In an autopsy, Philando Castile was found to have elevated levels of THC in his blood.

In an autopsy, Philando Castile was found to have elevated levels of THC in his blood.

Attorneys for Jeronimo Yanez, the St. Anthony Police Department cop who killed Philando Castile, have introduced their first line of defense.

Castile was high on marijuana, so the second-degree manslaughter charges against Yanez should be dropped.

There's a bit more to the arguments for dismissal Yanez's legal team filed Wednesday. But not much. The Pioneer Press reports the defense is focusing on the levels of THC -- the chemical compound in pot that gets people high -- found in Castile's blood during his autopsy.

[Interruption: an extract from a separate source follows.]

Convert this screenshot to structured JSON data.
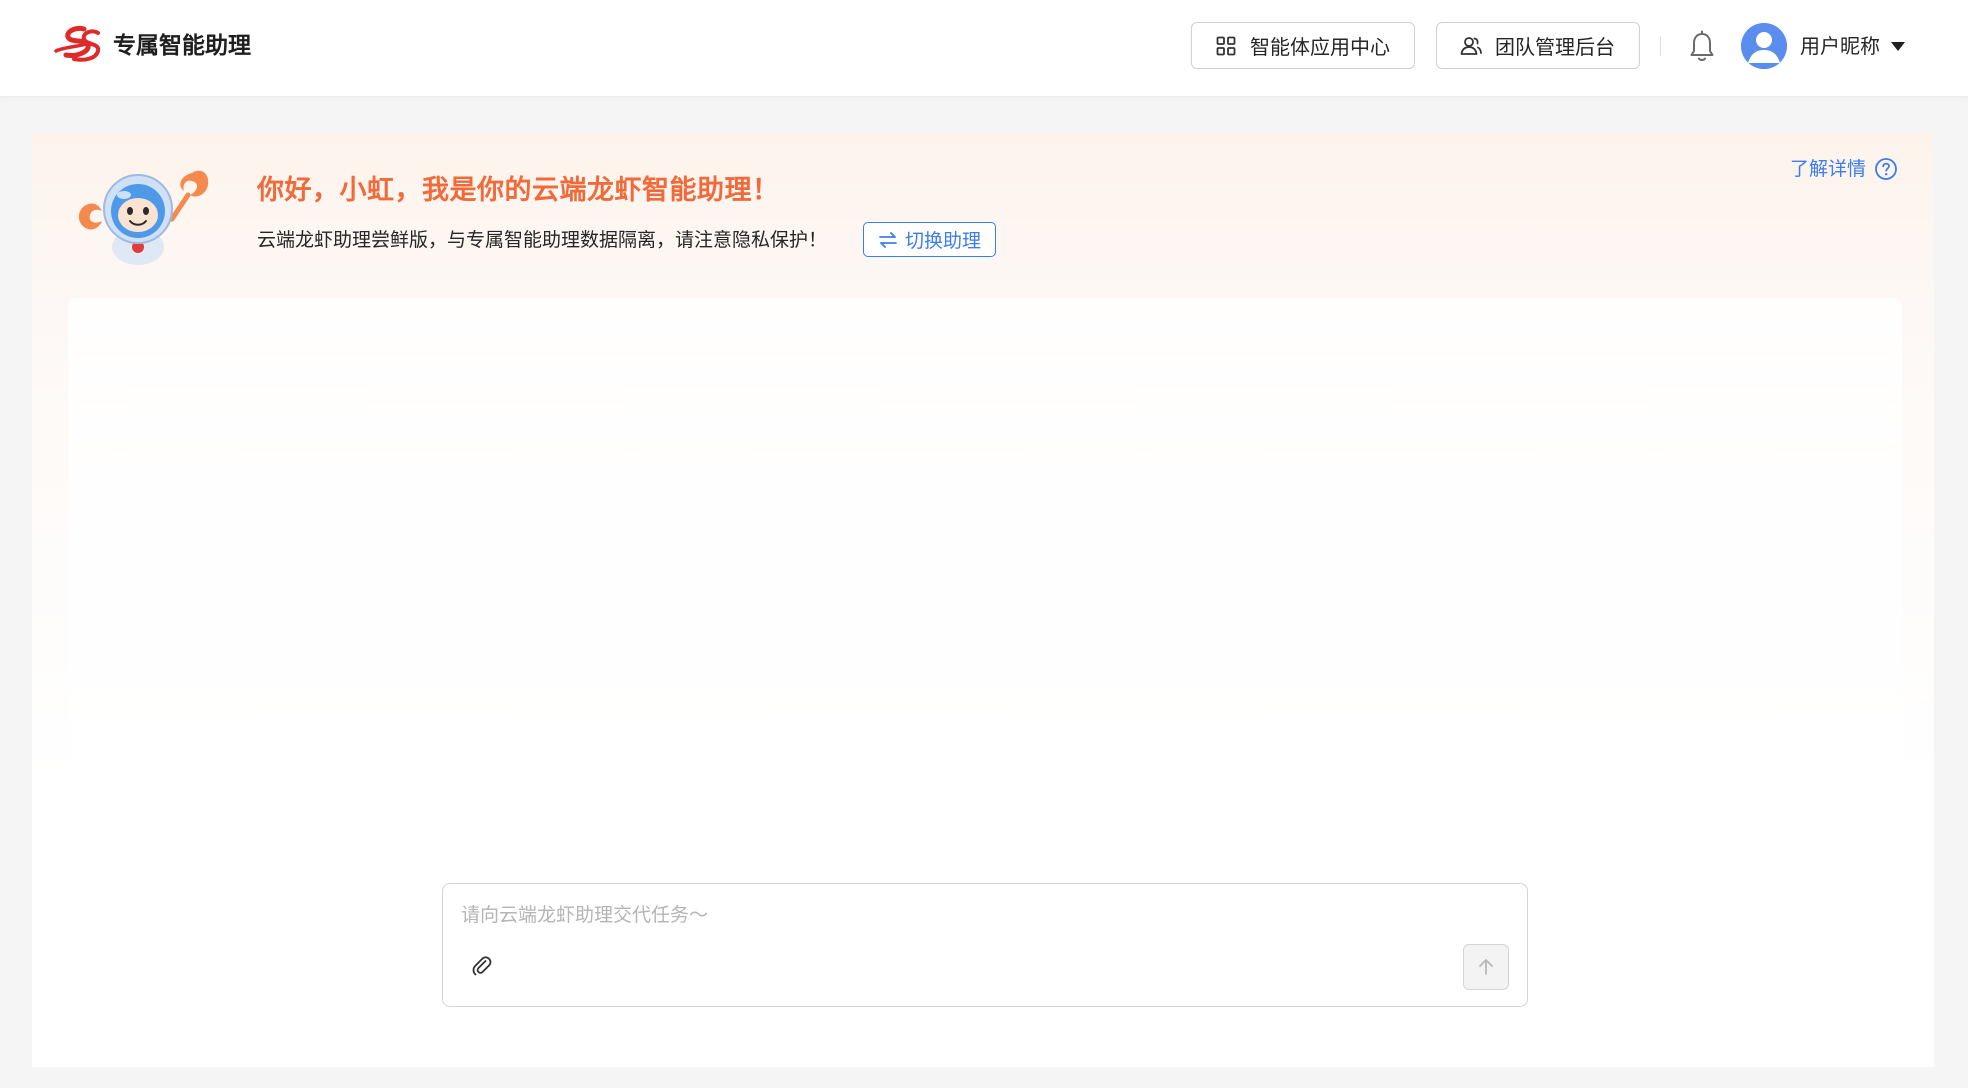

Those elevated amounts prove Castile was "culpably negligent" as a driver, and was unable to follow Yanez's orders. 

Here's how Yanez described the same moment to a fellow officer soon after the shooting, according to the criminal complaint Ramsey County Attorney John Choi filed against Yanez last month:

"And I don't know where the gun was, he didn't tell me where the fucking gun was and then it was just getting hinky, he gave, he was just staring straight ahead, and the I was getting fucking nervous, and then I told him, I know I fucking told him to get his fucking hand off his gun."

According to the audio obtained from the scene, Yanez's orders to Castile -- who had informed him he was licensed to carry a firearm -- were that he take out his gun. "I'm not pulling it out," Castile replied.

Moments later, Yanez fired seven close-range shots into Castile's car, which also contained his girlfriend, Diamond Reynolds, and her four-year-old daughter.

As Yanez explained to a Bureau of Criminal Apprehension (BCA) investigator the day after the shooting, he was "in fear for my life and the life of my partner," as well as the "life of the little girl in the backseat." He said he aimed his shots at a certain angle to avoid hitting Reynolds' daughter.

Yanez now contends he knew Reynolds and Castile had been smoking before he pulled them over that night, as "the smell of marijuana permeated the Castile automobile." 

His lawyers say smoking that evening had effectively rendered Castile's firearms permit invalid: "Narcotic users are not eligible to own, let alone carry, a firearm on their person."

Yanez who has been in Ramsey County jail since turning himself in on November 17, is scheduled for a first court appearance on Monday.